## MATERIAL PROVIDED:
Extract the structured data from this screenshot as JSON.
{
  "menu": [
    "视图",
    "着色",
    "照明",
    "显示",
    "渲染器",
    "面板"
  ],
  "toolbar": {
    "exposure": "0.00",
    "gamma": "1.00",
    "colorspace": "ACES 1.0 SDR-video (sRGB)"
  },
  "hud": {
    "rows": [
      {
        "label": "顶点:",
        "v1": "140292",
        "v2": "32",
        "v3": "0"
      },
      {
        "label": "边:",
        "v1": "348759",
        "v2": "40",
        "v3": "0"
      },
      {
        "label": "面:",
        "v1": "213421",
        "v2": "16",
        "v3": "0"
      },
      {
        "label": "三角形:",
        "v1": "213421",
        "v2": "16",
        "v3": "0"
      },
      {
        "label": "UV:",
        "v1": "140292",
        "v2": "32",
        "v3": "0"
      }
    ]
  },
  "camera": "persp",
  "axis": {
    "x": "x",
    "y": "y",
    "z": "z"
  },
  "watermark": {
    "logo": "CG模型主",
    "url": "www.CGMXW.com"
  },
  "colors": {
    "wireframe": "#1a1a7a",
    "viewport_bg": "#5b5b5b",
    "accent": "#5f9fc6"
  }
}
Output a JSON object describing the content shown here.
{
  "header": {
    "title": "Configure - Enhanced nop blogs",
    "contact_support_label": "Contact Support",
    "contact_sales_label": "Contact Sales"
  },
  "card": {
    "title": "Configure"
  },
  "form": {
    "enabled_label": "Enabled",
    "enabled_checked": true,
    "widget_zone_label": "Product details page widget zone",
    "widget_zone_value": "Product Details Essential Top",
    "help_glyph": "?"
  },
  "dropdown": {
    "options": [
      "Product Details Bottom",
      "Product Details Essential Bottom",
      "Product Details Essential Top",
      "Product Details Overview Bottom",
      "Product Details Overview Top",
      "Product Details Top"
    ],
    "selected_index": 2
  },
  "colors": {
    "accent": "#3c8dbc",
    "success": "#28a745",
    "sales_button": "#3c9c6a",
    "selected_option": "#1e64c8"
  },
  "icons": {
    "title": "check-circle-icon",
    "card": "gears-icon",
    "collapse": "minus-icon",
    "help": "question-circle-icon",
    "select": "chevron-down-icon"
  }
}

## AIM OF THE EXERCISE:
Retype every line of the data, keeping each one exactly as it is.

## SOLUTION TO THIS TASK:
Extract the structured data from this screenshot as JSON.
{
  "menu": [
    "视图",
    "着色",
    "照明",
    "显示",
    "渲染器",
    "面板"
  ],
  "toolbar": {
    "exposure": "0.00",
    "gamma": "1.00",
    "colorspace": "ACES 1.0 SDR-video (sRGB)"
  },
  "hud": {
    "rows": [
      {
        "label": "顶点:",
        "v1": "140292",
        "v2": "32",
        "v3": "0"
      },
      {
        "label": "边:",
        "v1": "348759",
        "v2": "40",
        "v3": "0"
      },
      {
        "label": "面:",
        "v1": "213421",
        "v2": "16",
        "v3": "0"
      },
      {
        "label": "三角形:",
        "v1": "213421",
        "v2": "16",
        "v3": "0"
      },
      {
        "label": "UV:",
        "v1": "140292",
        "v2": "32",
        "v3": "0"
      }
    ]
  },
  "camera": "persp",
  "axis": {
    "x": "x",
    "y": "y",
    "z": "z"
  },
  "watermark": {
    "logo": "CG模型主",
    "url": "www.CGMXW.com"
  },
  "colors": {
    "wireframe": "#1a1a7a",
    "viewport_bg": "#5b5b5b",
    "accent": "#5f9fc6"
  }
}
Output a JSON object describing the content shown here.
{
  "header": {
    "title": "Configure - Enhanced nop blogs",
    "contact_support_label": "Contact Support",
    "contact_sales_label": "Contact Sales"
  },
  "card": {
    "title": "Configure"
  },
  "form": {
    "enabled_label": "Enabled",
    "enabled_checked": true,
    "widget_zone_label": "Product details page widget zone",
    "widget_zone_value": "Product Details Essential Top",
    "help_glyph": "?"
  },
  "dropdown": {
    "options": [
      "Product Details Bottom",
      "Product Details Essential Bottom",
      "Product Details Essential Top",
      "Product Details Overview Bottom",
      "Product Details Overview Top",
      "Product Details Top"
    ],
    "selected_index": 2
  },
  "colors": {
    "accent": "#3c8dbc",
    "success": "#28a745",
    "sales_button": "#3c9c6a",
    "selected_option": "#1e64c8"
  },
  "icons": {
    "title": "check-circle-icon",
    "card": "gears-icon",
    "collapse": "minus-icon",
    "help": "question-circle-icon",
    "select": "chevron-down-icon"
  }
}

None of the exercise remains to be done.